It turns out that the Tulum condo is not safe. It’s not that tourists need fear violent activity in the Tulum area. It’s that they need to be aware of faulty appliances.
Wouldn’t you know it: Tulum is NOT safe. No sooner do I (yesterday) post a blog article saying that Tulum is a safe tourist destination in the Yucatan, than a news feed announces the mysterious death of a family in Tulum!
Yucatan is on the top 13 safest places in Mexico list. Published on the SmarterTravel.com website on March 23, 2018, the list includes a number of Yucatan destinations close to my heart. We’ve visited every one of these gorgeous destinations and can attest to having felt safe while there.
Do Yucatan Peninsula Expats enjoy living out of the U.S.? How do Americans living in Yucatan fare? Kristine Ellingson describes 21 delightful, but challenging, years in a Mayan village married to a Mayan man in her book Tales from the Yucatan Jungle. In this video, she explains some of what she’s learned about the Mayan people from personal experience.
Tales from the Yucatan Jungle Video describes the true story of Tales from the Yucatan Jungle: Life in a Mayan Village. It’s a book that brings two worlds together and shares glimpses into a sacred, rich Mayan way of life.
Author Kristine Ellingson has been married now for over 20 years to a Mayan man. At the same time, she’s been living with him in a Mayan village. She shares her real life stories of love, pain, loss, and learning. Through her experiences, she discovers that taking a leap of faith can lead to a fuller and more adventurous life.
Tales from the Yucatan Jungle book trailer shows the highlights from Kristine Ellingson’s book. It’s a story about her experiences when she leaves everything to live in a Mayan village. The book trailer, below, shows Ellingson’s transformation from a high-end jewelry designer in the U.S. to the wife of a Mayan man in Yucatan.
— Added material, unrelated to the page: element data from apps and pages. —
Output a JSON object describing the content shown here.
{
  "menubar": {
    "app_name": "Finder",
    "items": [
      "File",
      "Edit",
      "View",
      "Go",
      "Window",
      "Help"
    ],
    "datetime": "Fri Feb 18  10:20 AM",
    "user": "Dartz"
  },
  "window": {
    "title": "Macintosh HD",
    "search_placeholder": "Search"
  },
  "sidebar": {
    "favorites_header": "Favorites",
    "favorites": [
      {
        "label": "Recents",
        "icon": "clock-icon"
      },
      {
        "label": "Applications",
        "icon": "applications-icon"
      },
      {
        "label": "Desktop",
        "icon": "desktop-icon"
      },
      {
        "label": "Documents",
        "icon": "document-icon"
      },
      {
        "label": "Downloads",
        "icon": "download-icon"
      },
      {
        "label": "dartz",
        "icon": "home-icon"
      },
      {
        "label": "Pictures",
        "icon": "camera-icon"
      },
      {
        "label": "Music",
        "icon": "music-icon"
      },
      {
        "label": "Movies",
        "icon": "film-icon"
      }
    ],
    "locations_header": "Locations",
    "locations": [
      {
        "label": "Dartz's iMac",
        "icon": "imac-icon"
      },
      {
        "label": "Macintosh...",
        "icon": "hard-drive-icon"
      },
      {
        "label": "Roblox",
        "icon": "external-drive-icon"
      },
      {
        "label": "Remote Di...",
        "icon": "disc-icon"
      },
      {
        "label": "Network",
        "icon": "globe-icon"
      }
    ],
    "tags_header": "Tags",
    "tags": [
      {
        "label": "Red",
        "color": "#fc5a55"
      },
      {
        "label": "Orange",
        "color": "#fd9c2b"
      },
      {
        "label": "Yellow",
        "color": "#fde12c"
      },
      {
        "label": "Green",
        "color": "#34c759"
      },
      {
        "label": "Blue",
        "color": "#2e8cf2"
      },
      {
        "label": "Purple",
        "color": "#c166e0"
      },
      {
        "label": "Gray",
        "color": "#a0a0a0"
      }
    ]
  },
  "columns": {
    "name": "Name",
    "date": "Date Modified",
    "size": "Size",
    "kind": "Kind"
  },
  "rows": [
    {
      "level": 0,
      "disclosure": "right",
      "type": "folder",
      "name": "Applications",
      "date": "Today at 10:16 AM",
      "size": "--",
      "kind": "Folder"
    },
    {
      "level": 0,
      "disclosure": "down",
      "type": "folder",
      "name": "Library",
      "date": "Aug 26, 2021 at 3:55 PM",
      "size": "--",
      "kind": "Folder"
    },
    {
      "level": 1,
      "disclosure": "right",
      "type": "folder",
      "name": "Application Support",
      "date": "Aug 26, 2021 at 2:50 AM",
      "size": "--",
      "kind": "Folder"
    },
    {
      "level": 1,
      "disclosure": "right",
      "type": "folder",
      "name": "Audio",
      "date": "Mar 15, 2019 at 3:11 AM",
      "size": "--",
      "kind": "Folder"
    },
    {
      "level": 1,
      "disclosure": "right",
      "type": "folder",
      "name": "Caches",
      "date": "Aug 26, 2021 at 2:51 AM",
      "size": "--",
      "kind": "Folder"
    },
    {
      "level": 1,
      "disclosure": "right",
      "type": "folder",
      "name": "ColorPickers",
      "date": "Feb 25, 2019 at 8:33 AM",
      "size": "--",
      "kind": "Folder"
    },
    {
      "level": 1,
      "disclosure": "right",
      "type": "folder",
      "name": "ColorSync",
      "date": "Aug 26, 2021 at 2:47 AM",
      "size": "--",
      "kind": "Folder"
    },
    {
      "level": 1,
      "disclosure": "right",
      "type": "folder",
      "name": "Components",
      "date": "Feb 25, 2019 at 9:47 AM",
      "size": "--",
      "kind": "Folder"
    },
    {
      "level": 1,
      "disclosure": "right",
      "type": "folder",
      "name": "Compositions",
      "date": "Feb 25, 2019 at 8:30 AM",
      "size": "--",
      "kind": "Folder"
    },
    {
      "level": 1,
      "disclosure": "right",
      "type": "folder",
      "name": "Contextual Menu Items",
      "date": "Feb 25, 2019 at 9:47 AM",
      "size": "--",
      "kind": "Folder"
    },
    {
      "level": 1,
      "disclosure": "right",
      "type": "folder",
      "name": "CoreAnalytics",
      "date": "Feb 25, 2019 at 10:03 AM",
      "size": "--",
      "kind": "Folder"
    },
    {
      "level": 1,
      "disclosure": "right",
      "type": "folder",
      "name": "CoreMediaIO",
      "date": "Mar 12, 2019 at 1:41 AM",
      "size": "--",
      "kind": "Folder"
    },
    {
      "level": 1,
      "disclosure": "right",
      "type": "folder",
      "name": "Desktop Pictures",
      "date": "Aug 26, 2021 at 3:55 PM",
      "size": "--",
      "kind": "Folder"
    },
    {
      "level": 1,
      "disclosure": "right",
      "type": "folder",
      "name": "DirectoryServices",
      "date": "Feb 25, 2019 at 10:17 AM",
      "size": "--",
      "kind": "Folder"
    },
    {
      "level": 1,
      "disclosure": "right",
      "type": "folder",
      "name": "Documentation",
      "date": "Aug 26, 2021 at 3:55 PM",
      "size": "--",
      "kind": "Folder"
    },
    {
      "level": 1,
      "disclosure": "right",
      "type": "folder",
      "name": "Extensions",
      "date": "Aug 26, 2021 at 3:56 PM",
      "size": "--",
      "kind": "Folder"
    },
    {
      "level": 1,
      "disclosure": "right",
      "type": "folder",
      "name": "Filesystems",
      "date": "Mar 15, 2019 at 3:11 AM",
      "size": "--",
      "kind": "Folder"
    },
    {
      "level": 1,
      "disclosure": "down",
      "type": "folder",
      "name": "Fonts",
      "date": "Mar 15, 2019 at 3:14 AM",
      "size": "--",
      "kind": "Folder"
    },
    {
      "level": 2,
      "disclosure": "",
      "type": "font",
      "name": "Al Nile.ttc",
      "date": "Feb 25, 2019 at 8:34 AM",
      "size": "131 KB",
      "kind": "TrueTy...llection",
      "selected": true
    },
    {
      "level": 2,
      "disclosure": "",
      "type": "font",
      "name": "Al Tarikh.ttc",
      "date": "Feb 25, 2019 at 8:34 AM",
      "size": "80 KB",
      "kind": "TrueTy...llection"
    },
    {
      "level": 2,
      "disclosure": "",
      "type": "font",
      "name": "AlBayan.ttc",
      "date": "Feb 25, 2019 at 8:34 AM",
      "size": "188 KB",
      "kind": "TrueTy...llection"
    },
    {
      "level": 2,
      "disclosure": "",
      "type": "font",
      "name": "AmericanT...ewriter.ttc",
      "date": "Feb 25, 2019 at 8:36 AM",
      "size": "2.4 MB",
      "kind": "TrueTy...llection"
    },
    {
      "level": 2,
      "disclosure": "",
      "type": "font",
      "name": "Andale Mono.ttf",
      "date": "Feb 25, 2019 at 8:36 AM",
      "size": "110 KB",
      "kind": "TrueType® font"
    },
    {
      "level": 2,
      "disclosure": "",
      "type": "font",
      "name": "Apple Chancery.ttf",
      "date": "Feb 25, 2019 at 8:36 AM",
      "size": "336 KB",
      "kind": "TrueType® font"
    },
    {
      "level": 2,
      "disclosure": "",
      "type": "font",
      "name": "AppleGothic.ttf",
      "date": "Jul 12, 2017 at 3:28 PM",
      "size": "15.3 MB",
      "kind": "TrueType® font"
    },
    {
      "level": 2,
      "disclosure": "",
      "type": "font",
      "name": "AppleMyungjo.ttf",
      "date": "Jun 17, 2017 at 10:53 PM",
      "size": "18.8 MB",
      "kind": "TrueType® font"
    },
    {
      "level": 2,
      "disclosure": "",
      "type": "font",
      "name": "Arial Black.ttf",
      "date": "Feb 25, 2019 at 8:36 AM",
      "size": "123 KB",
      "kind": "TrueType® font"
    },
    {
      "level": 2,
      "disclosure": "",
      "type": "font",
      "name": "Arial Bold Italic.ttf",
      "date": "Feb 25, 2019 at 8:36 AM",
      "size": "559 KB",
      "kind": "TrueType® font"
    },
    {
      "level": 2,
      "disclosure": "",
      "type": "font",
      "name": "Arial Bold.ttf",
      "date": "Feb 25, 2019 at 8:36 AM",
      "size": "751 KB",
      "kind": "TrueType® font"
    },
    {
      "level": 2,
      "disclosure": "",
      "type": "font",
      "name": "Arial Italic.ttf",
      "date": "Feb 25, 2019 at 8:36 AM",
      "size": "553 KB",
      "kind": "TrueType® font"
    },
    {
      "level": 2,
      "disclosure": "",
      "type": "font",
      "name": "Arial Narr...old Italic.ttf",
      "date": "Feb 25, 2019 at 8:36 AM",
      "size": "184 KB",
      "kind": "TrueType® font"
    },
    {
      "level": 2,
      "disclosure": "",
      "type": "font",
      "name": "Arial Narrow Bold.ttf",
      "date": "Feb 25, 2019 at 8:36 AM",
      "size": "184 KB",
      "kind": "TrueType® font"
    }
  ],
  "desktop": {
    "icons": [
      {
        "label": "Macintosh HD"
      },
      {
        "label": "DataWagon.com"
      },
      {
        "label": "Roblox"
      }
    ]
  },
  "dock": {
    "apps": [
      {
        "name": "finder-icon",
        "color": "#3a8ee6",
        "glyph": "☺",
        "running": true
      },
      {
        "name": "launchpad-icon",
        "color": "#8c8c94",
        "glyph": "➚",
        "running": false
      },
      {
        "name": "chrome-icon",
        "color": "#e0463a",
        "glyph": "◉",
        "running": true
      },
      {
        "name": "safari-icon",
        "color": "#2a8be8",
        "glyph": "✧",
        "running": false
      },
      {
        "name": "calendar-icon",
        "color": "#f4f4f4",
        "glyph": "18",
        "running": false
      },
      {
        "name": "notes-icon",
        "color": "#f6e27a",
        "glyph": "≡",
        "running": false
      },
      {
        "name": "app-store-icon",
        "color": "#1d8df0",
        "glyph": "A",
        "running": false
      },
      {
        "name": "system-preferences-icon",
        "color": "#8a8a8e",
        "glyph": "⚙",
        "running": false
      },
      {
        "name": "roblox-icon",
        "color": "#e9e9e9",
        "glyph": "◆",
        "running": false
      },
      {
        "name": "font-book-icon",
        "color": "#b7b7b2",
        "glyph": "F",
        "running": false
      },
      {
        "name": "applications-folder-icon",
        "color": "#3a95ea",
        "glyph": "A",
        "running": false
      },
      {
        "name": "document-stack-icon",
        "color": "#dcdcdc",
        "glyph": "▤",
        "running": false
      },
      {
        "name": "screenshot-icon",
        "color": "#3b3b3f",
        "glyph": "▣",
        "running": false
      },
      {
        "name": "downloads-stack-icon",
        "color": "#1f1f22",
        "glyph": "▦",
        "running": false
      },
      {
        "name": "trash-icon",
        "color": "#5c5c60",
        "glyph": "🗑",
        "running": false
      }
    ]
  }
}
She leaves everything for love.
The Maya died away? Really?
During 2012, with all the brouhaha about the Mayan prophecy and the world ending on December 21st, many people talked about the Maya.
I wish I was in Yucatan. It’s this time of year, when the wind whips cold and the snow blankets the earth that my mind and heart turn to Yucatan.
This is the time of year to head out of cold country and head to Yucatan. I yearn for those turquoise waters of the Riviera Maya, the heat of the Mayan ruins such as Chichen Itza, and the warm and friendly Mayan people.
Jumping Leaves, a GUEST BLOG from Kristine Ellingson, author, Tales from the Yucatan Jungle: Life in a Mayan Village:
To Travel, To Move:
We fly. We taxi. We bus. We drive. We bike. We hike. We sail. We kayak. We canoe. We cruise. We hitch. We off-road. We take a “tuk-tuk.” We journey. We move.
We sit back and feel motion. Motion feels good. Motion feels great. Motion centers our mental being. Motion sets out our perspective, the perspective we require to get where we’re going. Motion separates us and draws us closer, simultaneously towards others and towards ourselves. Movement moves us from us and towards Us.
Steve Zikman, from The Power of Travel